• _Task item_:
Write out all entries word for word.

• _Given records_:
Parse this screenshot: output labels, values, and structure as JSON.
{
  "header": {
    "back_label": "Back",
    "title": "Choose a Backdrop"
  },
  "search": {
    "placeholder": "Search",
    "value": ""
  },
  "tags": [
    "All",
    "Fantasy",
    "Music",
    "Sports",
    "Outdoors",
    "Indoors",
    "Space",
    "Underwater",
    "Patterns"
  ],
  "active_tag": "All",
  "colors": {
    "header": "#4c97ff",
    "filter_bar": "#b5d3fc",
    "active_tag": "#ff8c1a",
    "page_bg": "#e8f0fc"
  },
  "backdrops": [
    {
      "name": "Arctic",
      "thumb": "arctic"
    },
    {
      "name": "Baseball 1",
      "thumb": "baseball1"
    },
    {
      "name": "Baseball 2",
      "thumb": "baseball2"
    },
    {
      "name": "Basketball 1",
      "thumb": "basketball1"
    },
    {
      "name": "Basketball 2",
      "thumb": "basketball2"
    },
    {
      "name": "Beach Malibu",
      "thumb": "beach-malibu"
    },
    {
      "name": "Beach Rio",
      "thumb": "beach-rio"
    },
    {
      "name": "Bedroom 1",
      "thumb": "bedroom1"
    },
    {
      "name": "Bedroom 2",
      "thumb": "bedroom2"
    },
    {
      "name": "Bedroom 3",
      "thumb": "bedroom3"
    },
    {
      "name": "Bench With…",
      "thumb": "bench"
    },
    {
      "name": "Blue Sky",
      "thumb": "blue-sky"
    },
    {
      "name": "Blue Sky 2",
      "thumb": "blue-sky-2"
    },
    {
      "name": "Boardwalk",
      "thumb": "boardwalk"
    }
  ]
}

• _Output for this exercise_:
Parse this screenshot: output labels, values, and structure as JSON.
{
  "header": {
    "back_label": "Back",
    "title": "Choose a Backdrop"
  },
  "search": {
    "placeholder": "Search",
    "value": ""
  },
  "tags": [
    "All",
    "Fantasy",
    "Music",
    "Sports",
    "Outdoors",
    "Indoors",
    "Space",
    "Underwater",
    "Patterns"
  ],
  "active_tag": "All",
  "colors": {
    "header": "#4c97ff",
    "filter_bar": "#b5d3fc",
    "active_tag": "#ff8c1a",
    "page_bg": "#e8f0fc"
  },
  "backdrops": [
    {
      "name": "Arctic",
      "thumb": "arctic"
    },
    {
      "name": "Baseball 1",
      "thumb": "baseball1"
    },
    {
      "name": "Baseball 2",
      "thumb": "baseball2"
    },
    {
      "name": "Basketball 1",
      "thumb": "basketball1"
    },
    {
      "name": "Basketball 2",
      "thumb": "basketball2"
    },
    {
      "name": "Beach Malibu",
      "thumb": "beach-malibu"
    },
    {
      "name": "Beach Rio",
      "thumb": "beach-rio"
    },
    {
      "name": "Bedroom 1",
      "thumb": "bedroom1"
    },
    {
      "name": "Bedroom 2",
      "thumb": "bedroom2"
    },
    {
      "name": "Bedroom 3",
      "thumb": "bedroom3"
    },
    {
      "name": "Bench With…",
      "thumb": "bench"
    },
    {
      "name": "Blue Sky",
      "thumb": "blue-sky"
    },
    {
      "name": "Blue Sky 2",
      "thumb": "blue-sky-2"
    },
    {
      "name": "Boardwalk",
      "thumb": "boardwalk"
    }
  ]
}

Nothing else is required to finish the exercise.